In its latest advertising campaign, Slim Jim exhorts men to protect their “manbalance” and avoid the emasculation that takes place, the ads assert, when boys grow up and stop doing the things they enjoyed as kids. Adult interests and purchases, such as wedding showers and minivans, create a “manmergency” that needs to be cured immediately. The ads are clearly and solely targeted toward men; the goal is to get adults to continue snacking on beef jerky, as they did as young boys.

In addition to the appeal to masculinity, the campaign plays on gamers’ interests by promising special in-game codes, which appear in the packaging of each Slim Jim product purchased. The notions are closely linked in the advertisements, such that by eating Slim Jims, an adult game player can reclaim his masculinity, which further requires him to achieve greatly improved performance on various video games.

The codes inside the Slim Jim wrappers provide access to bonus content for such popular titles as Medal of Honor Warfighter, DeadSpace 3, and Need for Speed Most Wanted. For example, a recent code gave drivers the choice of an extra car in Need for Speed.

In conjunction with its humorous advertising claims and innovative cobranding initiative, Slim Jim is getting creative with its advertising channels. Beyond traditional television and online ads, it is promoting the snacks and codes on GameStop TV, the channel that plays on televisions on the 4,300 GameStop retail locations throughout the country.

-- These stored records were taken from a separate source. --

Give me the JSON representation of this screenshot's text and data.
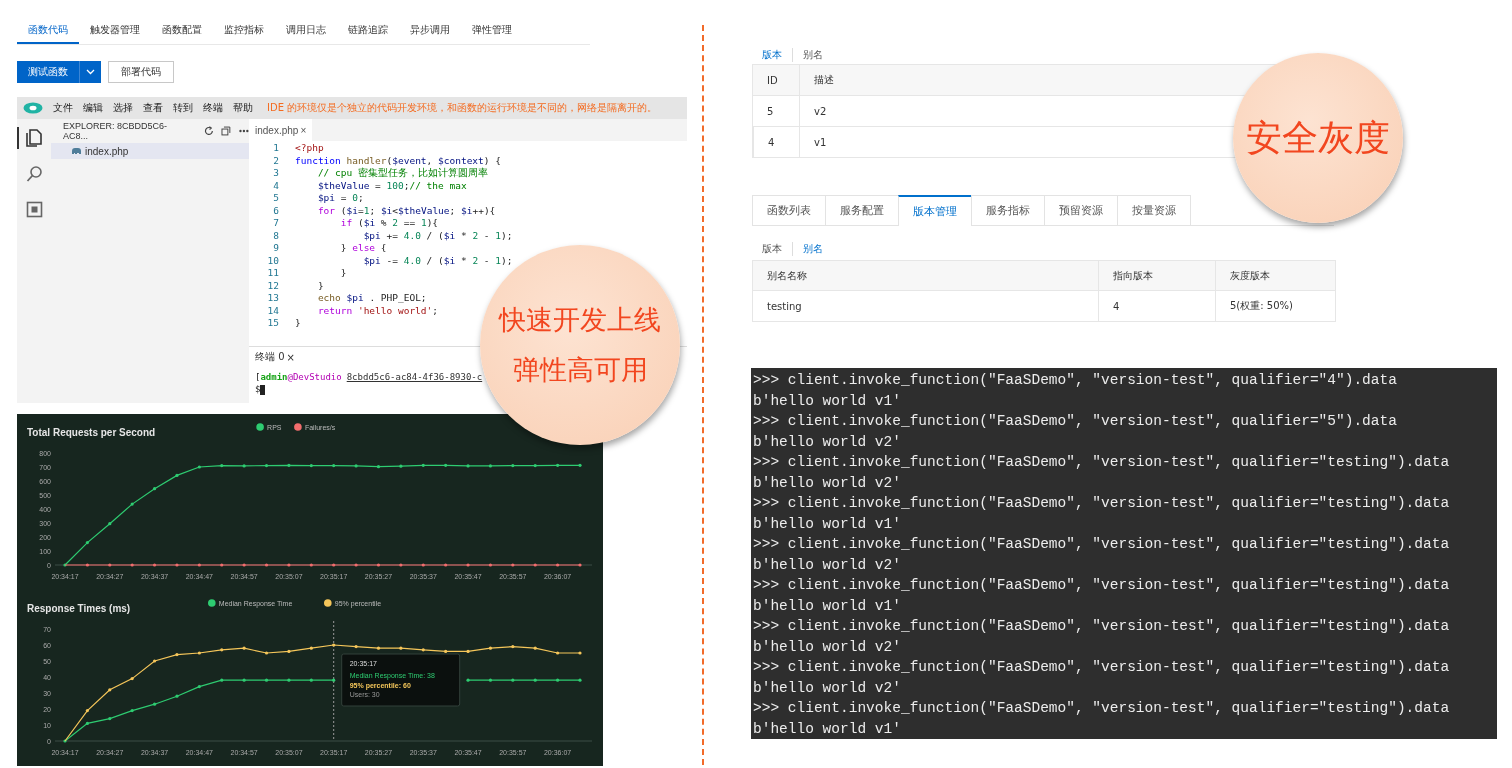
{
  "function_tabs": [
    {
      "label": "函数代码",
      "selected": true
    },
    {
      "label": "触发器管理",
      "selected": false
    },
    {
      "label": "函数配置",
      "selected": false
    },
    {
      "label": "监控指标",
      "selected": false
    },
    {
      "label": "调用日志",
      "selected": false
    },
    {
      "label": "链路追踪",
      "selected": false
    },
    {
      "label": "异步调用",
      "selected": false
    },
    {
      "label": "弹性管理",
      "selected": false
    }
  ],
  "actions": {
    "test_button": "测试函数",
    "deploy_button": "部署代码"
  },
  "ide": {
    "menu": [
      "文件",
      "编辑",
      "选择",
      "查看",
      "转到",
      "终端",
      "帮助"
    ],
    "notice": "IDE 的环境仅是个独立的代码开发环境，和函数的运行环境是不同的，网络是隔离开的。",
    "activity_bar": [
      {
        "kind": "files",
        "selected": true
      },
      {
        "kind": "search",
        "selected": false
      },
      {
        "kind": "extensions",
        "selected": false
      }
    ],
    "explorer": {
      "title": "EXPLORER: 8CBDD5C6-AC8...",
      "files": [
        {
          "name": "index.php",
          "selected": true
        }
      ]
    },
    "editor_tab": {
      "label": "index.php",
      "close": "×"
    },
    "code": [
      {
        "number": "1",
        "segments": [
          {
            "kind": "tag",
            "text": "<?php"
          }
        ]
      },
      {
        "number": "2",
        "segments": [
          {
            "kind": "decl",
            "text": "function"
          },
          {
            "kind": "fn",
            "text": " handler"
          },
          {
            "kind": "plain",
            "text": "("
          },
          {
            "kind": "var",
            "text": "$event"
          },
          {
            "kind": "plain",
            "text": ", "
          },
          {
            "kind": "var",
            "text": "$context"
          },
          {
            "kind": "plain",
            "text": ") {"
          }
        ]
      },
      {
        "number": "3",
        "segments": [
          {
            "kind": "cmt",
            "text": "    // cpu 密集型任务，比如计算圆周率"
          }
        ]
      },
      {
        "number": "4",
        "segments": [
          {
            "kind": "var",
            "text": "    $theValue"
          },
          {
            "kind": "plain",
            "text": " = "
          },
          {
            "kind": "num",
            "text": "100"
          },
          {
            "kind": "plain",
            "text": ";"
          },
          {
            "kind": "cmt",
            "text": "// the max"
          }
        ]
      },
      {
        "number": "5",
        "segments": [
          {
            "kind": "var",
            "text": "    $pi"
          },
          {
            "kind": "plain",
            "text": " = "
          },
          {
            "kind": "num",
            "text": "0"
          },
          {
            "kind": "plain",
            "text": ";"
          }
        ]
      },
      {
        "number": "6",
        "segments": [
          {
            "kind": "ctrl",
            "text": "    for"
          },
          {
            "kind": "plain",
            "text": " ("
          },
          {
            "kind": "var",
            "text": "$i"
          },
          {
            "kind": "plain",
            "text": "="
          },
          {
            "kind": "num",
            "text": "1"
          },
          {
            "kind": "plain",
            "text": "; "
          },
          {
            "kind": "var",
            "text": "$i"
          },
          {
            "kind": "plain",
            "text": "<"
          },
          {
            "kind": "var",
            "text": "$theValue"
          },
          {
            "kind": "plain",
            "text": "; "
          },
          {
            "kind": "var",
            "text": "$i"
          },
          {
            "kind": "plain",
            "text": "++){"
          }
        ]
      },
      {
        "number": "7",
        "segments": [
          {
            "kind": "ctrl",
            "text": "        if"
          },
          {
            "kind": "plain",
            "text": " ("
          },
          {
            "kind": "var",
            "text": "$i"
          },
          {
            "kind": "plain",
            "text": " % "
          },
          {
            "kind": "num",
            "text": "2"
          },
          {
            "kind": "plain",
            "text": " == "
          },
          {
            "kind": "num",
            "text": "1"
          },
          {
            "kind": "plain",
            "text": "){"
          }
        ]
      },
      {
        "number": "8",
        "segments": [
          {
            "kind": "var",
            "text": "            $pi"
          },
          {
            "kind": "plain",
            "text": " += "
          },
          {
            "kind": "num",
            "text": "4.0"
          },
          {
            "kind": "plain",
            "text": " / ("
          },
          {
            "kind": "var",
            "text": "$i"
          },
          {
            "kind": "plain",
            "text": " * "
          },
          {
            "kind": "num",
            "text": "2"
          },
          {
            "kind": "plain",
            "text": " - "
          },
          {
            "kind": "num",
            "text": "1"
          },
          {
            "kind": "plain",
            "text": ");"
          }
        ]
      },
      {
        "number": "9",
        "segments": [
          {
            "kind": "plain",
            "text": "        } "
          },
          {
            "kind": "ctrl",
            "text": "else"
          },
          {
            "kind": "plain",
            "text": " {"
          }
        ]
      },
      {
        "number": "10",
        "segments": [
          {
            "kind": "var",
            "text": "            $pi"
          },
          {
            "kind": "plain",
            "text": " -= "
          },
          {
            "kind": "num",
            "text": "4.0"
          },
          {
            "kind": "plain",
            "text": " / ("
          },
          {
            "kind": "var",
            "text": "$i"
          },
          {
            "kind": "plain",
            "text": " * "
          },
          {
            "kind": "num",
            "text": "2"
          },
          {
            "kind": "plain",
            "text": " - "
          },
          {
            "kind": "num",
            "text": "1"
          },
          {
            "kind": "plain",
            "text": ");"
          }
        ]
      },
      {
        "number": "11",
        "segments": [
          {
            "kind": "plain",
            "text": "        }"
          }
        ]
      },
      {
        "number": "12",
        "segments": [
          {
            "kind": "plain",
            "text": "    }"
          }
        ]
      },
      {
        "number": "13",
        "segments": [
          {
            "kind": "fn",
            "text": "    echo"
          },
          {
            "kind": "var",
            "text": " $pi"
          },
          {
            "kind": "plain",
            "text": " . PHP_EOL;"
          }
        ]
      },
      {
        "number": "14",
        "segments": [
          {
            "kind": "ctrl",
            "text": "    return"
          },
          {
            "kind": "str",
            "text": " 'hello world'"
          },
          {
            "kind": "plain",
            "text": ";"
          }
        ]
      },
      {
        "number": "15",
        "segments": [
          {
            "kind": "plain",
            "text": "}"
          }
        ]
      }
    ],
    "terminal": {
      "tab": {
        "label": "终端 0",
        "close": "×"
      },
      "lines": [
        {
          "cursor": false,
          "segments": [
            {
              "kind": "plain",
              "text": "["
            },
            {
              "kind": "user",
              "text": "admin"
            },
            {
              "kind": "host",
              "text": "@DevStudio"
            },
            {
              "kind": "path",
              "text": "8cbdd5c6-ac84-4f36-8930-c"
            }
          ]
        },
        {
          "cursor": true,
          "segments": [
            {
              "kind": "plain",
              "text": "$"
            }
          ]
        }
      ]
    }
  },
  "perf": {
    "charts": [
      {
        "chart_data": {
          "type": "line",
          "title": "Total Requests per Second",
          "legend": "top",
          "categories": [
            "20:34:17",
            null,
            "20:34:27",
            null,
            "20:34:37",
            null,
            "20:34:47",
            null,
            "20:34:57",
            null,
            "20:35:07",
            null,
            "20:35:17",
            null,
            "20:35:27",
            null,
            "20:35:37",
            null,
            "20:35:47",
            null,
            "20:35:57",
            null,
            "20:36:07",
            null
          ],
          "series": [
            {
              "name": "RPS",
              "color": "#2ecc71",
              "values": [
                0,
                160,
                295,
                435,
                545,
                640,
                700,
                710,
                708,
                710,
                712,
                710,
                710,
                708,
                702,
                706,
                712,
                712,
                708,
                708,
                710,
                710,
                712,
                712
              ]
            },
            {
              "name": "Failures/s",
              "color": "#f26d6d",
              "values": [
                0,
                0,
                0,
                0,
                0,
                0,
                0,
                0,
                0,
                0,
                0,
                0,
                0,
                0,
                0,
                0,
                0,
                0,
                0,
                0,
                0,
                0,
                0,
                0
              ]
            }
          ],
          "ylim": [
            0,
            800
          ],
          "yticks": [
            0,
            100,
            200,
            300,
            400,
            500,
            600,
            700,
            800
          ]
        }
      },
      {
        "chart_data": {
          "type": "line",
          "title": "Response Times (ms)",
          "legend": "top",
          "categories": [
            "20:34:17",
            null,
            "20:34:27",
            null,
            "20:34:37",
            null,
            "20:34:47",
            null,
            "20:34:57",
            null,
            "20:35:07",
            null,
            "20:35:17",
            null,
            "20:35:27",
            null,
            "20:35:37",
            null,
            "20:35:47",
            null,
            "20:35:57",
            null,
            "20:36:07",
            null
          ],
          "series": [
            {
              "name": "Median Response Time",
              "color": "#2ecc71",
              "values": [
                0,
                11,
                14,
                19,
                23,
                28,
                34,
                38,
                38,
                38,
                38,
                38,
                38,
                null,
                null,
                null,
                null,
                null,
                38,
                38,
                38,
                38,
                38,
                38
              ]
            },
            {
              "name": "95% percentile",
              "color": "#f5c65a",
              "values": [
                0,
                19,
                32,
                39,
                50,
                54,
                55,
                57,
                58,
                55,
                56,
                58,
                60,
                59,
                58,
                58,
                57,
                56,
                56,
                58,
                59,
                58,
                55,
                55
              ]
            }
          ],
          "ylim": [
            0,
            70
          ],
          "yticks": [
            0,
            10,
            20,
            30,
            40,
            50,
            60,
            70
          ]
        },
        "tooltip": {
          "title": "20:35:17",
          "lines": [
            {
              "kind": "median",
              "text": "Median Response Time: 38"
            },
            {
              "kind": "p95",
              "text": "95% percentile: 60"
            },
            {
              "kind": "users",
              "text": "Users: 30"
            }
          ]
        }
      }
    ]
  },
  "versions_panel": {
    "subtabs": [
      {
        "label": "版本",
        "selected": true
      },
      {
        "label": "别名",
        "selected": false
      }
    ],
    "columns": [
      "ID",
      "描述"
    ],
    "rows": [
      [
        "5",
        "v2"
      ],
      [
        "4",
        "v1"
      ]
    ]
  },
  "service_tabs": [
    {
      "label": "函数列表",
      "selected": false
    },
    {
      "label": "服务配置",
      "selected": false
    },
    {
      "label": "版本管理",
      "selected": true
    },
    {
      "label": "服务指标",
      "selected": false
    },
    {
      "label": "预留资源",
      "selected": false
    },
    {
      "label": "按量资源",
      "selected": false
    }
  ],
  "alias_panel": {
    "subtabs": [
      {
        "label": "版本",
        "selected": false
      },
      {
        "label": "别名",
        "selected": true
      }
    ],
    "columns": [
      "别名名称",
      "指向版本",
      "灰度版本"
    ],
    "rows": [
      [
        "testing",
        "4",
        "5(权重: 50%)"
      ]
    ]
  },
  "console": {
    "lines": [
      ">>> client.invoke_function(\"FaaSDemo\", \"version-test\", qualifier=\"4\").data",
      "b'hello world v1'",
      ">>> client.invoke_function(\"FaaSDemo\", \"version-test\", qualifier=\"5\").data",
      "b'hello world v2'",
      ">>> client.invoke_function(\"FaaSDemo\", \"version-test\", qualifier=\"testing\").data",
      "b'hello world v2'",
      ">>> client.invoke_function(\"FaaSDemo\", \"version-test\", qualifier=\"testing\").data",
      "b'hello world v1'",
      ">>> client.invoke_function(\"FaaSDemo\", \"version-test\", qualifier=\"testing\").data",
      "b'hello world v2'",
      ">>> client.invoke_function(\"FaaSDemo\", \"version-test\", qualifier=\"testing\").data",
      "b'hello world v1'",
      ">>> client.invoke_function(\"FaaSDemo\", \"version-test\", qualifier=\"testing\").data",
      "b'hello world v2'",
      ">>> client.invoke_function(\"FaaSDemo\", \"version-test\", qualifier=\"testing\").data",
      "b'hello world v2'",
      ">>> client.invoke_function(\"FaaSDemo\", \"version-test\", qualifier=\"testing\").data",
      "b'hello world v1'"
    ]
  },
  "callouts": [
    {
      "lines": [
        "快速开发上线",
        "弹性高可用"
      ]
    },
    {
      "lines": [
        "安全灰度"
      ]
    }
  ]
}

Source: Andrew Adam Newman, “Slim Jim Gives Snackers Something to Play For,” The New York Times, October 11, 2012